Gulshan Dhanoya is an associate dentist at Honour Health and is currently undertaking a Restorative Masters at the Eastman Dental Institute, UCL.

Here, Gulshan writes about the fact that even ‘sugar-free’ drinks can play havoc with your teeth, and explains how to protect your teeth from beverage-based acid attacks.

Every day patients attend for routine examinations, ticking the ‘low sugar diet’ box on their medical history form, but find out from their dentist that they need a filling or multiple fillings. When they start thinking about the possible reasons for this, patients often say: “But I don’t have any sugar… I only drink coke zero or diluted no-sugar juice!”

Due to clever marketing and lack of dental education, members of the public often think that by choosing these seemingly healthier options, they are looking after their dental health, not realising the effects of certain drinks on their dentition.

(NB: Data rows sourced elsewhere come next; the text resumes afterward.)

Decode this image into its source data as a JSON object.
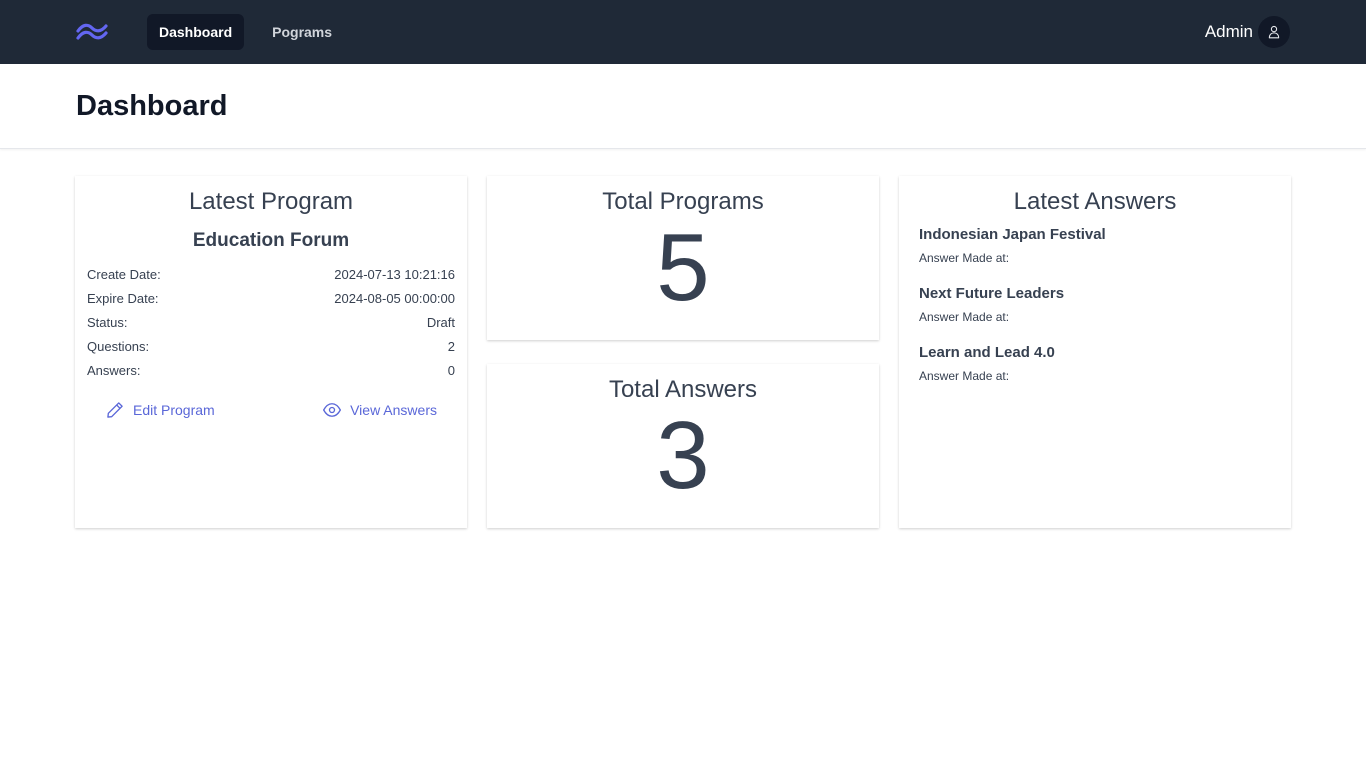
{
  "nav": {
    "logo": "tailwind-logo-icon",
    "items": [
      {
        "label": "Dashboard",
        "active": true
      },
      {
        "label": "Pograms",
        "active": false
      }
    ],
    "user_name": "Admin",
    "avatar_icon": "user-icon"
  },
  "header": {
    "title": "Dashboard"
  },
  "latest_program": {
    "title": "Latest Program",
    "name": "Education Forum",
    "fields": [
      {
        "label": "Create Date:",
        "value": "2024-07-13 10:21:16"
      },
      {
        "label": "Expire Date:",
        "value": "2024-08-05 00:00:00"
      },
      {
        "label": "Status:",
        "value": "Draft"
      },
      {
        "label": "Questions:",
        "value": "2"
      },
      {
        "label": "Answers:",
        "value": "0"
      }
    ],
    "edit_label": "Edit Program",
    "view_label": "View Answers"
  },
  "total_programs": {
    "title": "Total Programs",
    "value": "5"
  },
  "total_answers": {
    "title": "Total Answers",
    "value": "3"
  },
  "latest_answers": {
    "title": "Latest Answers",
    "items": [
      {
        "title": "Indonesian Japan Festival",
        "meta": "Answer Made at:"
      },
      {
        "title": "Next Future Leaders",
        "meta": "Answer Made at:"
      },
      {
        "title": "Learn and Lead 4.0",
        "meta": "Answer Made at:"
      }
    ]
  },
  "colors": {
    "nav_bg": "#1f2937",
    "accent": "#5a67d8",
    "logo": "#6366f1"
  }
}
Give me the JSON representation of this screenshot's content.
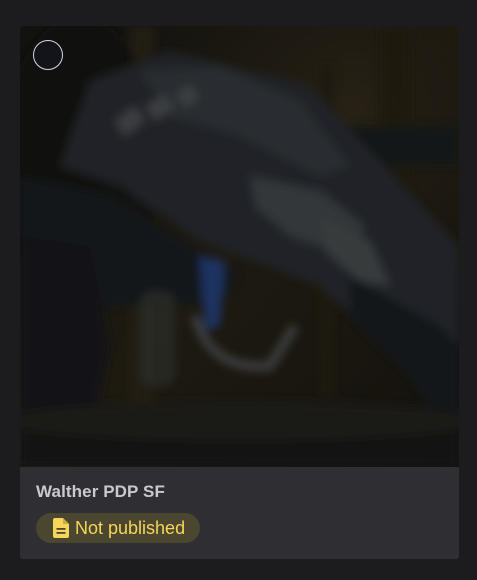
{
  "card": {
    "title": "Walther PDP SF",
    "status_label": "Not published",
    "status_icon": "file-document-icon",
    "selection_icon": "select-circle-icon",
    "colors": {
      "card_bg": "#2e2e33",
      "badge_bg": "#4b4630",
      "badge_text": "#f5d55a",
      "title_text": "#c9c9d0"
    }
  }
}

Most people are aware that sugar causes tooth decay, and yet many people are unaware of dental erosion, which occurs when teeth are exposed to acid. Dental erosion can be caused by sugar-free drinks, which are acidic. Fizzy carbonated drinks, including sparkling water have an acidic pH, meaning they can erode the enamel (outer surface of the teeth). Depending on the brand of the sparkling water, the pH differs. Research states that drinks with a pH less than 3 have been labelled ‘extremely erosive’ and those with a pH between 3-4 are ‘erosive’. If you’re a fan of sparkling water, it may be a good idea to check the pH of your favourite brand before drinking it!

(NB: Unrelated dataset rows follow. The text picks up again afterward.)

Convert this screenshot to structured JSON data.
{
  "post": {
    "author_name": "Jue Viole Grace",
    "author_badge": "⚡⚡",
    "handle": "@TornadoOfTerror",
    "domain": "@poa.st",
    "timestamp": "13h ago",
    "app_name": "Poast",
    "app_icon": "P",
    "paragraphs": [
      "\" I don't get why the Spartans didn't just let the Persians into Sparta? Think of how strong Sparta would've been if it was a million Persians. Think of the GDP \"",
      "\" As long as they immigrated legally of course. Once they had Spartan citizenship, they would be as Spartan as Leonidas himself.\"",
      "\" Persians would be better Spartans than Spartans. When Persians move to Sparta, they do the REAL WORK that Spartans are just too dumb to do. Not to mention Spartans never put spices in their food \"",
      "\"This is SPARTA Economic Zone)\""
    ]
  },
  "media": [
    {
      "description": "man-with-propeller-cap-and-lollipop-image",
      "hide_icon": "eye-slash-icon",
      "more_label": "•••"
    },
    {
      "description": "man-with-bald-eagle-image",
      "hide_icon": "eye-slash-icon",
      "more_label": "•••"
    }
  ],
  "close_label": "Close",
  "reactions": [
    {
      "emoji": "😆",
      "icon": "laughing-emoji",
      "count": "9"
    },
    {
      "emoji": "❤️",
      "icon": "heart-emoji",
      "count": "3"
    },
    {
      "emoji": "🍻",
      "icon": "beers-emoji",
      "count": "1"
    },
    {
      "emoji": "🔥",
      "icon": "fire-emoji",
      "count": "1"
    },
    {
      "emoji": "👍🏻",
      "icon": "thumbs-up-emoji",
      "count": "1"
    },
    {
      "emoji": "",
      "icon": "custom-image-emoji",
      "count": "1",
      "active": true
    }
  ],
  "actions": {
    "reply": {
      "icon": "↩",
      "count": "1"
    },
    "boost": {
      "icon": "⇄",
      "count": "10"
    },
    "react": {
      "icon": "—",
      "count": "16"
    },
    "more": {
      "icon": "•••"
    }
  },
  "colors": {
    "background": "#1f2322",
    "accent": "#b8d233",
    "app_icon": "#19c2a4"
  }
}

So what about juice? Is sugar-free juice bad for your teeth? Of course, it is preferable to have sugar-free juice, but citric juices have the same effect on teeth as carbonated drinks, causing erosion. Research carried out at the Eastman Dental Hospital found that drinking orange juice decreased enamel hardness by 84%.

Sipping these drinks slowly and over a longer period of time can increase the erosive effects. If you are going to drink an acidic drink, its best to drink it all in one sitting, for instance with a meal, rather than slowly sip it over a long period of time, as your saliva does not have a chance to neutralise the acid and protect your teeth. Another handy tip is to drink through a straw to prevent the liquid hitting all surfaces of your teeth.

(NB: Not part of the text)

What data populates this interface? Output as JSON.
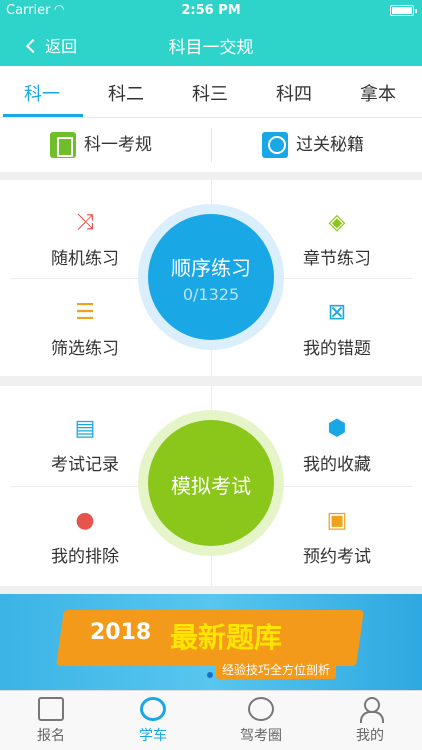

Remember to wait at least half an hour after drinking an acidic drink before you brush your teeth, so that your enamel has time to re-harden. Protect your teeth with a fluoride toothpaste and brush twice daily.

Lastly, if you can, switch to plain water. It’s kind to teeth, keeps you hydrated, is calorie-free, sugar-free, and great for your skin. The benefits are endless!

Are you wondering whether or not your favourite drink is harming your teeth? To make an appointment for a dental health assessment with Gulshan, call 0191 281 3913, or book via our website (using the ‘book now’ button below).